Authors: Federico Frank, José Volante, Noelia Calamari, Pablo L. Peri, Baltazar González Chávez, Pablo García Martínez, María J. Mosciaro, Gabriel Martín, Ignacio Benito Amaro, Ignacio Pace Guerrero, Karina Casellas, Melina Zuliani, Ximena Sirimarco, Juan Gaitán, Estela Cristeche, María P. Barral, Sebastián Villarino, Ana L. Zelarayan & Adrián Monjeau.
In Argentina, current food and land-use systems are drivers of greenhouse gas emissions, biodiversity loss, nutrient outflows, chemical pollution and water stress, while they fail to produce sustainable livelihoods for farmers and herders. Argentina must transition toward more sustainable food and land-use systems to achieve the sustainable development goals (SDGs) and the objectives of the Paris Agreement.

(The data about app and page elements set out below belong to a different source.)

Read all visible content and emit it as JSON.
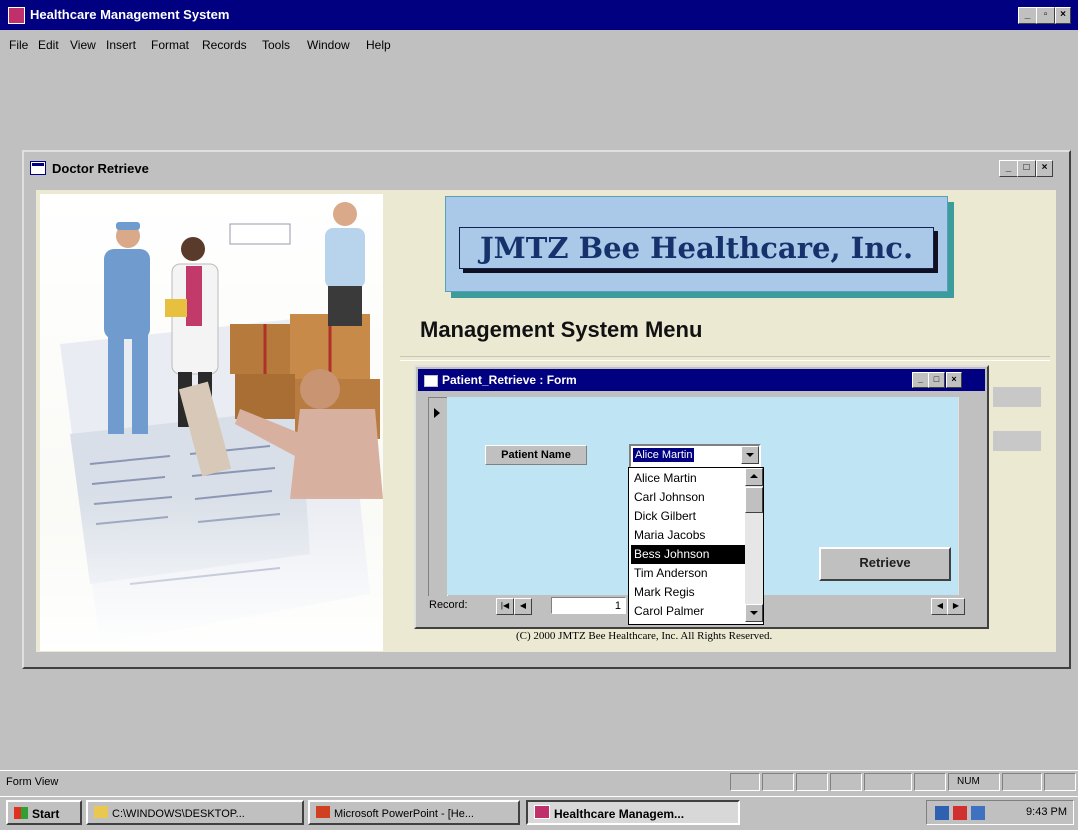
{
  "app": {
    "title": "Healthcare Management System",
    "menu": [
      "File",
      "Edit",
      "View",
      "Insert",
      "Format",
      "Records",
      "Tools",
      "Window",
      "Help"
    ]
  },
  "doctor_window": {
    "title": "Doctor Retrieve",
    "logo_text": "JMTZ Bee Healthcare, Inc.",
    "menu_heading": "Management System Menu",
    "copyright": "(C) 2000 JMTZ Bee Healthcare, Inc. All Rights Reserved."
  },
  "patient_form": {
    "title": "Patient_Retrieve : Form",
    "field_label": "Patient Name",
    "selected_value": "Alice Martin",
    "options": [
      "Alice Martin",
      "Carl Johnson",
      "Dick Gilbert",
      "Maria Jacobs",
      "Bess Johnson",
      "Tim Anderson",
      "Mark Regis",
      "Carol Palmer"
    ],
    "highlighted_option": "Bess Johnson",
    "retrieve_label": "Retrieve",
    "record_label": "Record:",
    "record_number": "1"
  },
  "status": {
    "view": "Form View",
    "num": "NUM"
  },
  "taskbar": {
    "start": "Start",
    "tasks": [
      "C:\\WINDOWS\\DESKTOP...",
      "Microsoft PowerPoint - [He...",
      "Healthcare Managem..."
    ],
    "clock": "9:43 PM"
  },
  "colors": {
    "title_bar": "#000080",
    "form_background": "#ece9d3",
    "form_detail": "#bfe5f5",
    "logo_box": "#aac8e8",
    "logo_text": "#16326c"
  }
}
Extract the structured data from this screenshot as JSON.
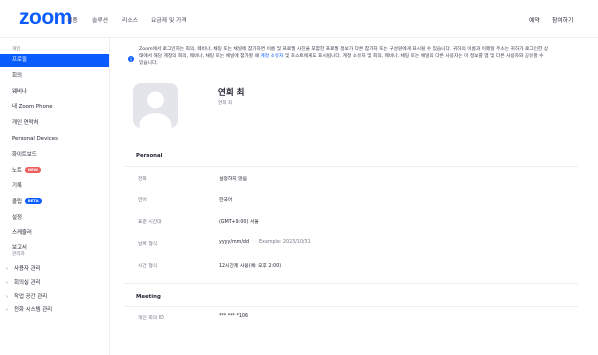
{
  "header": {
    "logo": "zoom",
    "nav": [
      "제품",
      "솔루션",
      "리소스",
      "요금제 및 가격"
    ],
    "right": [
      "예약",
      "참여하기"
    ]
  },
  "sidebar": {
    "personal_label": "개인",
    "items": [
      {
        "label": "프로필",
        "active": true
      },
      {
        "label": "회의"
      },
      {
        "label": "웨비나"
      },
      {
        "label": "내 Zoom Phone"
      },
      {
        "label": "개인 연락처"
      },
      {
        "label": "Personal Devices"
      },
      {
        "label": "화이트보드"
      },
      {
        "label": "노트",
        "badge": "NEW"
      },
      {
        "label": "기록"
      },
      {
        "label": "클립",
        "badge": "BETA"
      },
      {
        "label": "설정"
      },
      {
        "label": "스케줄러"
      },
      {
        "label": "보고서"
      }
    ],
    "admin_label": "관리자",
    "admin_items": [
      "사용자 관리",
      "회의실 관리",
      "작업 공간 관리",
      "전화 시스템 관리"
    ]
  },
  "notice": {
    "text_before": "Zoom에서 로그인하는 회의, 웨비나, 채팅 또는 채널에 참가하면 이름 및 프로필 사진을 포함한 프로필 정보가 다른 참가자 또는 구성원에게 표시될 수 있습니다. 귀하의 이름과 이메일 주소는 귀하가 로그인한 상태에서 해당 계정의 회의, 웨비나, 채팅 또는 채널에 참가할 때",
    "link": "계정 소유자",
    "text_after": "및 호스트에게도 표시됩니다. 계정 소유자 및 회의, 웨비나, 채팅 또는 채널의 다른 사용자는 이 정보를 앱 및 다른 사용자와 공유할 수 있습니다."
  },
  "profile": {
    "name": "연희 최",
    "subname": "연희 최"
  },
  "personal": {
    "title": "Personal",
    "rows": [
      {
        "label": "전화",
        "value": "설정하지 않음"
      },
      {
        "label": "언어",
        "value": "한국어"
      },
      {
        "label": "표준 시간대",
        "value": "(GMT+9:00) 서울"
      },
      {
        "label": "날짜 형식",
        "value": "yyyy/mm/dd",
        "extra": "Example: 2023/10/31"
      },
      {
        "label": "시간 형식",
        "value": "12시간제 사용(예: 오후 2:00)"
      }
    ]
  },
  "meeting": {
    "title": "Meeting",
    "rows": [
      {
        "label": "개인 회의 ID",
        "value": "*** *** *106"
      }
    ]
  },
  "colors": {
    "accent": "#0b5cff",
    "new_badge": "#ec5d5d"
  }
}
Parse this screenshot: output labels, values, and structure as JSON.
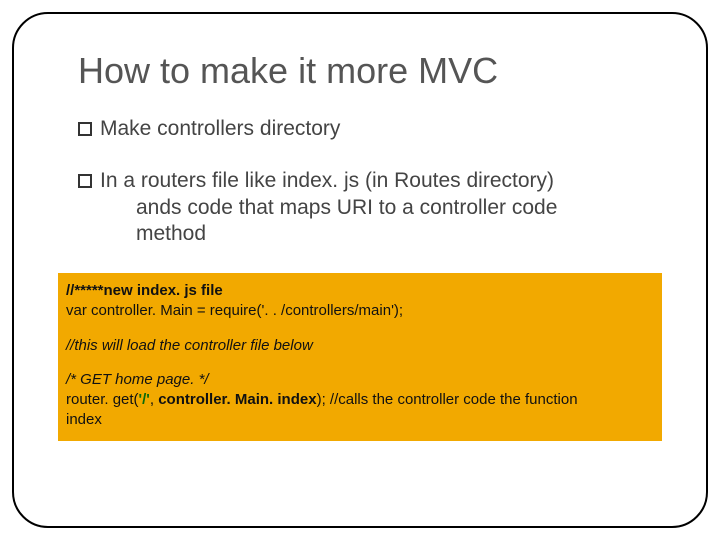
{
  "title": "How to make it more MVC",
  "bullets": [
    {
      "text": "Make controllers directory"
    },
    {
      "text": "In a routers file like index. js (in Routes directory)",
      "cont1": "ands code that maps URI to a controller code",
      "cont2": "method"
    }
  ],
  "code": {
    "l1a": "//*****new index. js file",
    "l2a": "var controller. Main = require('. . /controllers/main');",
    "l3a": "//this will load the controller file below",
    "l4a": "/* GET home page. */",
    "l5a": "router. get",
    "l5b": "(",
    "l5c": "'/'",
    "l5d": ", ",
    "l5e": "controller. Main. index",
    "l5f": "); //calls the controller code the function",
    "l6a": "index"
  }
}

Here, we present mid-century food and land-use system pathways to achieve biodiversity, freshwater use, food production and greenhouse gas emission targets, co-developed with the government, research and civil society stakeholders.
We used a multi-model approach, integrating outputs from a food system and land-use accounting tool (FABLE calculator), a land-use allocation model (Dinamica EGO) and a spatially explicit conservation prioritization approach (NatureMap) to construct a carbon neutral, actionable food system and land-use scenario that could also lead to the achievement of biodiversity, freshwater use, food production and carbon storage targets by 2050. Such integrated approaches are rare, despite their high value for helping cross-sectoral experts and policymakers cut through complexity to find pathways to achieve multiple sustainability objectives in tandem.
This paper presents a nationally designed transferable methodology to: (1) construct a carbon neutral pathway toward 2050, (2) create spatially explicit land-use projections, (3) detect and assess trade-offs between sustainability goals, (4) modify this pathway to foster co-benefits and (5) work toward concurrent attainment of multiple SDGs. Preliminary results suggest Argentina is well suited to meet multiple SDGs, provided businesses, civil society and government agree to several key commitments, including completely halting deforestation, promoting afforestation and reforestation, and increasing agricultural productivity to spare natural lands.